Ruling Cambodia from 1975 to 1979, the Khmer Rouge practiced an extreme form of Communism, as dictated by their borderline-psychotic leader Pol Pot. Any suspected enemies were executed, including professionals and intellectuals. Ethnic Vietnamese, Ethnic Chinese, and Christians were executed en masse.
In 1979, the Vietnamese army invaded Cambodia to oust the Khmer Rouge and end the massacre. Pol Pot was forced in exile, and a new government was put in place in Cambodia. Shockingly, the United Nations refused to recognize this new government because it was backed by Vietnam, which had recently ended a decade-long conflict with the United States. Until 1994, the United Nations recognized the Khmer Rouge as the true government of Cambodia, despite the fact that they had killed 2.5 million Cambodians, amounting to 33% of their total population.
The Cold War exemplifies the failure behind the United Nations Charter. With the atrocities of World War II still fresh in their minds, the original founders aimed to foster human rights for all citizens of the world. In 1948, the Universal Declaration of Human Rights (UDHR) was established, which was binding to all nations, along with the Convention Against Genocide.
Almost immediately, the USSR disregarded these. Civic rights were virtually non-existent. Stalin continued to rule with an iron fist, silencing all opponents. In numerous Soviet Bloc nations, uprisings demanding the rights established in the UDHR were crushed with force. With the United Nations unwilling to act upon such atrocities, the words in the charter were rendered meaningless for those who needed them the most.
In 2003, the unstable nation of Sudan erupted in conflict, as various militia groups criticized and attacked the government for oppressing non-Arabs. Early in the war, rebel forces defeated the Sudanese military in more than thirty battles. Seeing that defeat was imminent, the government funded the Janjaweed, a group of Arab militants. By 2005, the Janjaweed were carrying out attacks on populated villages using artillery and helicopters, prompting condemnation by UN Secretary General Kofi Annan. Despite this condemnation, the UN did not enter Sudan, instead urging members of the African Union to intervene.
As the African Union attempted an intervention, it became apparent that the Sudanese military was destroying civilian populations.
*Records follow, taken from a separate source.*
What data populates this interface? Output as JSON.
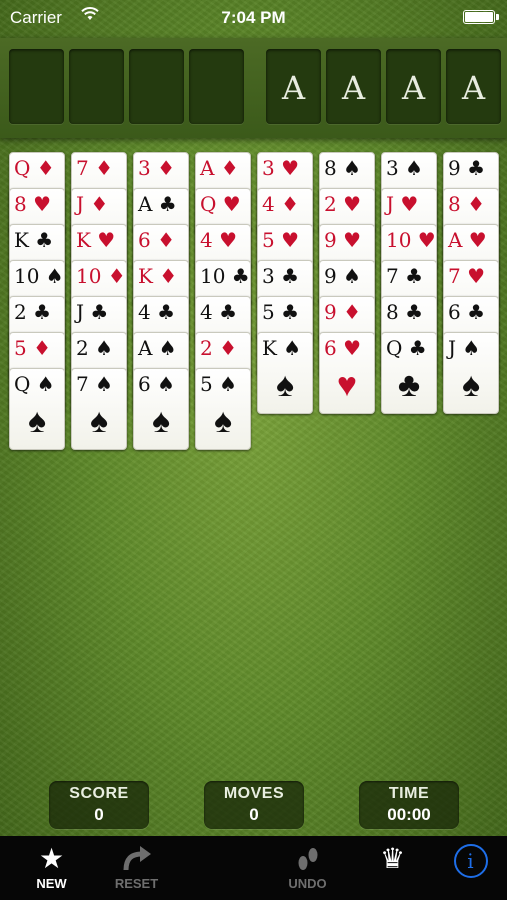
{
  "status_bar": {
    "carrier": "Carrier",
    "time": "7:04 PM"
  },
  "free_cells": [
    {
      "label": ""
    },
    {
      "label": ""
    },
    {
      "label": ""
    },
    {
      "label": ""
    }
  ],
  "foundations": [
    {
      "label": "A"
    },
    {
      "label": "A"
    },
    {
      "label": "A"
    },
    {
      "label": "A"
    }
  ],
  "colors": {
    "red_suit": "#c8102e",
    "black_suit": "#111111",
    "table_green": "#5f8a2a",
    "info_blue": "#1e6ee8"
  },
  "tableau": [
    [
      {
        "rank": "Q",
        "suit": "♦",
        "color": "red"
      },
      {
        "rank": "8",
        "suit": "♥",
        "color": "red"
      },
      {
        "rank": "K",
        "suit": "♣",
        "color": "black"
      },
      {
        "rank": "10",
        "suit": "♠",
        "color": "black"
      },
      {
        "rank": "2",
        "suit": "♣",
        "color": "black"
      },
      {
        "rank": "5",
        "suit": "♦",
        "color": "red"
      },
      {
        "rank": "Q",
        "suit": "♠",
        "color": "black"
      }
    ],
    [
      {
        "rank": "7",
        "suit": "♦",
        "color": "red"
      },
      {
        "rank": "J",
        "suit": "♦",
        "color": "red"
      },
      {
        "rank": "K",
        "suit": "♥",
        "color": "red"
      },
      {
        "rank": "10",
        "suit": "♦",
        "color": "red"
      },
      {
        "rank": "J",
        "suit": "♣",
        "color": "black"
      },
      {
        "rank": "2",
        "suit": "♠",
        "color": "black"
      },
      {
        "rank": "7",
        "suit": "♠",
        "color": "black"
      }
    ],
    [
      {
        "rank": "3",
        "suit": "♦",
        "color": "red"
      },
      {
        "rank": "A",
        "suit": "♣",
        "color": "black"
      },
      {
        "rank": "6",
        "suit": "♦",
        "color": "red"
      },
      {
        "rank": "K",
        "suit": "♦",
        "color": "red"
      },
      {
        "rank": "4",
        "suit": "♣",
        "color": "black"
      },
      {
        "rank": "A",
        "suit": "♠",
        "color": "black"
      },
      {
        "rank": "6",
        "suit": "♠",
        "color": "black"
      }
    ],
    [
      {
        "rank": "A",
        "suit": "♦",
        "color": "red"
      },
      {
        "rank": "Q",
        "suit": "♥",
        "color": "red"
      },
      {
        "rank": "4",
        "suit": "♥",
        "color": "red"
      },
      {
        "rank": "10",
        "suit": "♣",
        "color": "black"
      },
      {
        "rank": "4",
        "suit": "♣",
        "color": "black"
      },
      {
        "rank": "2",
        "suit": "♦",
        "color": "red"
      },
      {
        "rank": "5",
        "suit": "♠",
        "color": "black"
      }
    ],
    [
      {
        "rank": "3",
        "suit": "♥",
        "color": "red"
      },
      {
        "rank": "4",
        "suit": "♦",
        "color": "red"
      },
      {
        "rank": "5",
        "suit": "♥",
        "color": "red"
      },
      {
        "rank": "3",
        "suit": "♣",
        "color": "black"
      },
      {
        "rank": "5",
        "suit": "♣",
        "color": "black"
      },
      {
        "rank": "K",
        "suit": "♠",
        "color": "black"
      }
    ],
    [
      {
        "rank": "8",
        "suit": "♠",
        "color": "black"
      },
      {
        "rank": "2",
        "suit": "♥",
        "color": "red"
      },
      {
        "rank": "9",
        "suit": "♥",
        "color": "red"
      },
      {
        "rank": "9",
        "suit": "♠",
        "color": "black"
      },
      {
        "rank": "9",
        "suit": "♦",
        "color": "red"
      },
      {
        "rank": "6",
        "suit": "♥",
        "color": "red"
      }
    ],
    [
      {
        "rank": "3",
        "suit": "♠",
        "color": "black"
      },
      {
        "rank": "J",
        "suit": "♥",
        "color": "red"
      },
      {
        "rank": "10",
        "suit": "♥",
        "color": "red"
      },
      {
        "rank": "7",
        "suit": "♣",
        "color": "black"
      },
      {
        "rank": "8",
        "suit": "♣",
        "color": "black"
      },
      {
        "rank": "Q",
        "suit": "♣",
        "color": "black"
      }
    ],
    [
      {
        "rank": "9",
        "suit": "♣",
        "color": "black"
      },
      {
        "rank": "8",
        "suit": "♦",
        "color": "red"
      },
      {
        "rank": "A",
        "suit": "♥",
        "color": "red"
      },
      {
        "rank": "7",
        "suit": "♥",
        "color": "red"
      },
      {
        "rank": "6",
        "suit": "♣",
        "color": "black"
      },
      {
        "rank": "J",
        "suit": "♠",
        "color": "black"
      }
    ]
  ],
  "stats": {
    "score_label": "SCORE",
    "score_value": "0",
    "moves_label": "MOVES",
    "moves_value": "0",
    "time_label": "TIME",
    "time_value": "00:00"
  },
  "toolbar": {
    "new_label": "NEW",
    "reset_label": "RESET",
    "undo_label": "UNDO"
  },
  "icons": {
    "new": "star-icon",
    "reset": "redo-arrow-icon",
    "undo": "footprints-icon",
    "crown": "crown-icon",
    "info": "info-icon"
  }
}
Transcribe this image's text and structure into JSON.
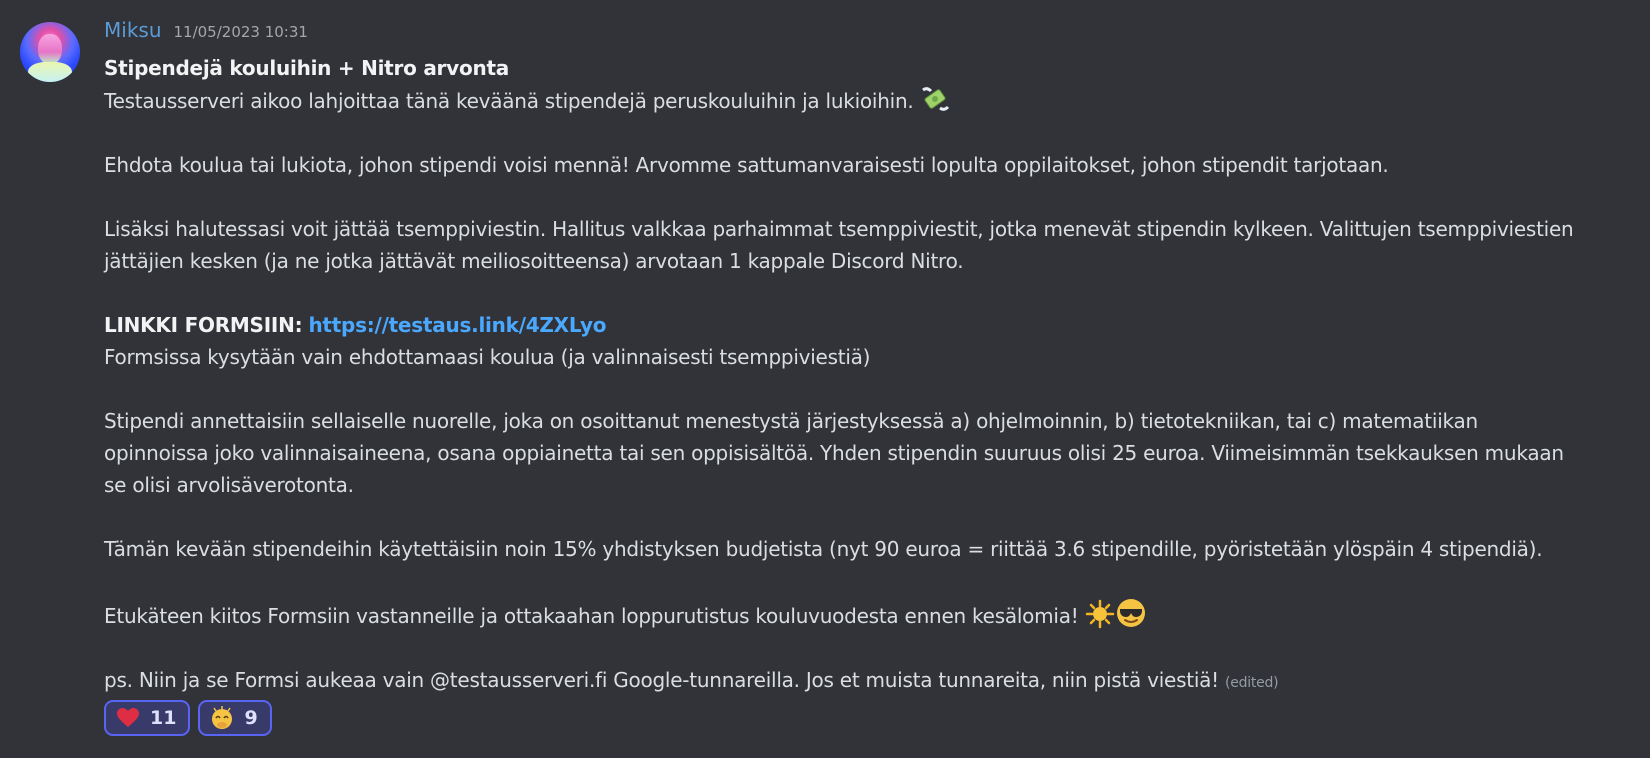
{
  "message": {
    "author": "Miksu",
    "timestamp": "11/05/2023 10:31",
    "title": "Stipendejä kouluihin + Nitro arvonta",
    "line1": "Testausserveri aikoo lahjoittaa tänä keväänä stipendejä peruskouluihin ja lukioihin.",
    "para2": "Ehdota koulua tai lukiota, johon stipendi voisi mennä! Arvomme sattumanvaraisesti lopulta oppilaitokset, johon stipendit tarjotaan.",
    "para3_line1": "Lisäksi halutessasi voit jättää tsemppiviestin. Hallitus valkkaa parhaimmat tsemppiviestit, jotka menevät stipendin kylkeen. Valittujen tsemppiviestien",
    "para3_line2": "jättäjien kesken (ja ne jotka jättävät meiliosoitteensa) arvotaan 1 kappale Discord Nitro.",
    "link_label": "LINKKI FORMSIIN:",
    "link_url": "https://testaus.link/4ZXLyo",
    "forms_note": "Formsissa kysytään vain ehdottamaasi koulua (ja valinnaisesti tsemppiviestiä)",
    "para5_line1": "Stipendi annettaisiin sellaiselle nuorelle, joka on osoittanut menestystä järjestyksessä a) ohjelmoinnin, b) tietotekniikan, tai c) matematiikan",
    "para5_line2": "opinnoissa joko valinnaisaineena, osana oppiainetta tai sen oppisisältöä. Yhden stipendin suuruus olisi 25 euroa. Viimeisimmän tsekkauksen mukaan",
    "para5_line3": "se olisi arvolisäverotonta.",
    "para6": "Tämän kevään stipendeihin käytettäisiin noin 15% yhdistyksen budjetista (nyt 90 euroa = riittää 3.6 stipendille, pyöristetään ylöspäin 4 stipendiä).",
    "para7": "Etukäteen kiitos Formsiin vastanneille ja ottakaahan loppurutistus kouluvuodesta ennen kesälomia!",
    "para8": "ps. Niin ja se Formsi aukeaa vain @testausserveri.fi Google-tunnareilla. Jos et muista tunnareita, niin pistä viestiä!",
    "edited": "(edited)"
  },
  "reactions": [
    {
      "icon": "heart-icon",
      "count": "11"
    },
    {
      "icon": "clap-icon",
      "count": "9"
    }
  ],
  "colors": {
    "background": "#313338",
    "username": "#5c9bd6",
    "link": "#4aa8ff",
    "reaction_border": "#5865f2"
  }
}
Reports emerged revealing that Sudanese military planes were painted white, to resemble UN humanitarian aircraft, only to drop bombs on villages. It was not until 2006 that 200 UN soldiers were dispatched to the area. Despite their limited presence, fighting continued until 2010. In seven years, an estimated 300,000 Sudanese civilians were killed.
The Rwandan genocide of 1994 details the gross inability of the United Nations to carry out its sworn duty to maintain peace and security. Following the Rwandan Civil War in the early 1990s, tensions between two ethnic groups, the Hutu and the Tutsis, were at a dangerous high. In 1993, UN peacekeeping forces entered the nation, attempted to secure the capital and enable humanitarian aid. The peacekeeping forces were not authorized to use military maneuvers to achieve these goals.
In January of 1994, a cable was sent from the Canadian Force Commander to the UN headquarters detailing the imminent threat of genocide by Hutu mobs on Tutsi minorities. The Security Council never received the cable, and the notice was largely ignored. Following the loss of eighteen American servicemen in the Battle of Mogadishu, the United States was largely unwilling to help in any intervention.
Most shocking in this series of events is the abandonment of a school by Belgian peacekeepers after ten soldiers were murdered. Thousands had flocked to the school for UN protection, and roaming gangs of Hutu supporters killed nearly all of them. Close to one million Rwandans were killed in the genocide, amounting to twenty percent of the population.